Mi Kun Chan Non is the chairperson of Mon Women’s Organization, which helps empower the women of the Mon ethnic group in Myanmar. 

Mi Kun Chan Non is working to protect her community from COVID-19. Photo courtesy of Mi Kun Chan Non


We’ve had to postpone all activities to try and cope with COVID-19 response plans. 

Social media has become very important in our strategy and we’ve had to rely on live streaming it on our channels on social media and using Messenger to communicate with women in our area. The key messages we’re stressing are on the preventive measures of COVID-19 and the symptoms to watch out for, and [we] are also continuously updating everyone on the current situation in Myanmar. Along with social media, we are also using communication materials such as posters and loudspeakers.

During this pandemic, the voices of women must be included in the decision-making process for COVID-19 response and implementation plans. In most cases, a woman is responsible for tasks at home, childcare and sometimes, they are also the breadwinners of the family. 

We must also consider women in quarantine centres who have different needs compared to men. This impacts them differently and it is very important that a woman’s voice is heard during this crisis.

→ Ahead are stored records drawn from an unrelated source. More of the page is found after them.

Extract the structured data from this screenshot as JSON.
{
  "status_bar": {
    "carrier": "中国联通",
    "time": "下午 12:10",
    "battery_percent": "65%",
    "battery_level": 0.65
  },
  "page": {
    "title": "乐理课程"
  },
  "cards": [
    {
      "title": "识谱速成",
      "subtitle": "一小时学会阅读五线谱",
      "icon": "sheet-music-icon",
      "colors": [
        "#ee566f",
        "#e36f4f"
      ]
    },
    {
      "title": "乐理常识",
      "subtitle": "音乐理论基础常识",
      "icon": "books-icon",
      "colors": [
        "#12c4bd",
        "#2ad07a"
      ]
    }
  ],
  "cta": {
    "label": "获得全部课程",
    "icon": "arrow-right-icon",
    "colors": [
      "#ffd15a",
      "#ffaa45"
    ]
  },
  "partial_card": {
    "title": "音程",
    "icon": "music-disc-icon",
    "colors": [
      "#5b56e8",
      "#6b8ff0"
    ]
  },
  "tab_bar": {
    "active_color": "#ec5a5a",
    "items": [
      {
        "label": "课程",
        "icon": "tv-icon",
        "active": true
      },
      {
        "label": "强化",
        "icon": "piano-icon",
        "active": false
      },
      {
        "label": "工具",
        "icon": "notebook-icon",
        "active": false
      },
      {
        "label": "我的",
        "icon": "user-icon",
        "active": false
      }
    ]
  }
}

We’ve had one positive case near where I live and there have been several rumours and misinformation about COVID-19. Most people cannot differentiate between true and false information. Instead of quarantine centres being a precaution, they instead feel that they will be detained there. 

Many are also not aware of the dangers of COVID-19 and they are still enjoying a normal lifestyle. Social distancing has also been difficult, and it has been hard for them, especially since they are unhappy with the rules and laws in place to protect them.

The biggest challenge has really been to get the attention of the community to the COVID-19 responses. This makes it very important for us to share frequent information with the community members and to help them manage their fears.” 


SDG 3: Good health and well-being
SDG 5: Gender equality

Mi Kun Chan Non has been a women’s rights activist for more than 15 years and now is strongly advocating for women’s participation in Myanmar’s peace process. In 2012, she served as an observer at the peace talks been the Government and the New Mon State Party. In 2014, she received the N-Peace Award, of the United Nations Development Programme. She is based in Mawlamyine, capital of Mon State.

Mi Kun Chan Non also is the chairperson of the Steering Committee of Mon’s Women Network, whose seven member organizations have been working with UN Women on projects to advance the Women, Peace and Security Agenda in Mon State. This work, and Mi Kun Chan Non’s campaign on COVID-19, supports UN Sustainable Development Goal 3, on Good Health and Well-Being; Goal 5, on Gender Equality; and Goal 16, on Peace, Justice and Strong Institutions.